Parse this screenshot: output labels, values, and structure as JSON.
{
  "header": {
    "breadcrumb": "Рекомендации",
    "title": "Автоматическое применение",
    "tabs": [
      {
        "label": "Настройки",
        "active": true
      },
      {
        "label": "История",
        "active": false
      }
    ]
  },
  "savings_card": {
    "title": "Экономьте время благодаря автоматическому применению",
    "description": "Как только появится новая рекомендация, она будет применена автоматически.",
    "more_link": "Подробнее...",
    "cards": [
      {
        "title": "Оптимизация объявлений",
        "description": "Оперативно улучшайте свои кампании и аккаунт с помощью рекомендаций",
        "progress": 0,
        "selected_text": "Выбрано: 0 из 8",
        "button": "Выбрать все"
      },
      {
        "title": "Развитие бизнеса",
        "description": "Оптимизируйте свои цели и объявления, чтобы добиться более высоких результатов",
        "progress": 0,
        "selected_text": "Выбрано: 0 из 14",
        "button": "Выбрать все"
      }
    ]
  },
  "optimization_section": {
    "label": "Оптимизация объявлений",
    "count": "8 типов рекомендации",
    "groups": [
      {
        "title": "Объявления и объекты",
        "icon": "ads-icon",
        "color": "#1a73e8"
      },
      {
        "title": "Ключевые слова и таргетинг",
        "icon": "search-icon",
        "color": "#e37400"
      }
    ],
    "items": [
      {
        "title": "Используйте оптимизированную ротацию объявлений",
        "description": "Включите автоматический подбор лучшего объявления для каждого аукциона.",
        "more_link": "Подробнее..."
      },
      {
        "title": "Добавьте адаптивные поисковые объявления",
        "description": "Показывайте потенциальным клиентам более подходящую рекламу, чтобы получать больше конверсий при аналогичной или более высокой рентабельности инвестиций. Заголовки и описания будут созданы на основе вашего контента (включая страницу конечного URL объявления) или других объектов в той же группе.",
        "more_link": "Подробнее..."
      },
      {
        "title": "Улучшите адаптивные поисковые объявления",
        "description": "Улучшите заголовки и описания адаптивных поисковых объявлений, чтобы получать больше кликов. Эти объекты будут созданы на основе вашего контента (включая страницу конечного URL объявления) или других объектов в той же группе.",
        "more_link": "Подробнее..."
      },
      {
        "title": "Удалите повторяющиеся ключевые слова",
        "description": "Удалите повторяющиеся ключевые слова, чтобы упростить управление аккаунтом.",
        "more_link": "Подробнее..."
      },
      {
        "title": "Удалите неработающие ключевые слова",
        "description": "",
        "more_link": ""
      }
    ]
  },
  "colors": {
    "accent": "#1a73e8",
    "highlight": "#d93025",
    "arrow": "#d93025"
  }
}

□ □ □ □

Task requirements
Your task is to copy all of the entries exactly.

Written answer
Parse this screenshot: output labels, values, and structure as JSON.
{
  "header": {
    "breadcrumb": "Рекомендации",
    "title": "Автоматическое применение",
    "tabs": [
      {
        "label": "Настройки",
        "active": true
      },
      {
        "label": "История",
        "active": false
      }
    ]
  },
  "savings_card": {
    "title": "Экономьте время благодаря автоматическому применению",
    "description": "Как только появится новая рекомендация, она будет применена автоматически.",
    "more_link": "Подробнее...",
    "cards": [
      {
        "title": "Оптимизация объявлений",
        "description": "Оперативно улучшайте свои кампании и аккаунт с помощью рекомендаций",
        "progress": 0,
        "selected_text": "Выбрано: 0 из 8",
        "button": "Выбрать все"
      },
      {
        "title": "Развитие бизнеса",
        "description": "Оптимизируйте свои цели и объявления, чтобы добиться более высоких результатов",
        "progress": 0,
        "selected_text": "Выбрано: 0 из 14",
        "button": "Выбрать все"
      }
    ]
  },
  "optimization_section": {
    "label": "Оптимизация объявлений",
    "count": "8 типов рекомендации",
    "groups": [
      {
        "title": "Объявления и объекты",
        "icon": "ads-icon",
        "color": "#1a73e8"
      },
      {
        "title": "Ключевые слова и таргетинг",
        "icon": "search-icon",
        "color": "#e37400"
      }
    ],
    "items": [
      {
        "title": "Используйте оптимизированную ротацию объявлений",
        "description": "Включите автоматический подбор лучшего объявления для каждого аукциона.",
        "more_link": "Подробнее..."
      },
      {
        "title": "Добавьте адаптивные поисковые объявления",
        "description": "Показывайте потенциальным клиентам более подходящую рекламу, чтобы получать больше конверсий при аналогичной или более высокой рентабельности инвестиций. Заголовки и описания будут созданы на основе вашего контента (включая страницу конечного URL объявления) или других объектов в той же группе.",
        "more_link": "Подробнее..."
      },
      {
        "title": "Улучшите адаптивные поисковые объявления",
        "description": "Улучшите заголовки и описания адаптивных поисковых объявлений, чтобы получать больше кликов. Эти объекты будут созданы на основе вашего контента (включая страницу конечного URL объявления) или других объектов в той же группе.",
        "more_link": "Подробнее..."
      },
      {
        "title": "Удалите повторяющиеся ключевые слова",
        "description": "Удалите повторяющиеся ключевые слова, чтобы упростить управление аккаунтом.",
        "more_link": "Подробнее..."
      },
      {
        "title": "Удалите неработающие ключевые слова",
        "description": "",
        "more_link": ""
      }
    ]
  },
  "colors": {
    "accent": "#1a73e8",
    "highlight": "#d93025",
    "arrow": "#d93025"
  }
}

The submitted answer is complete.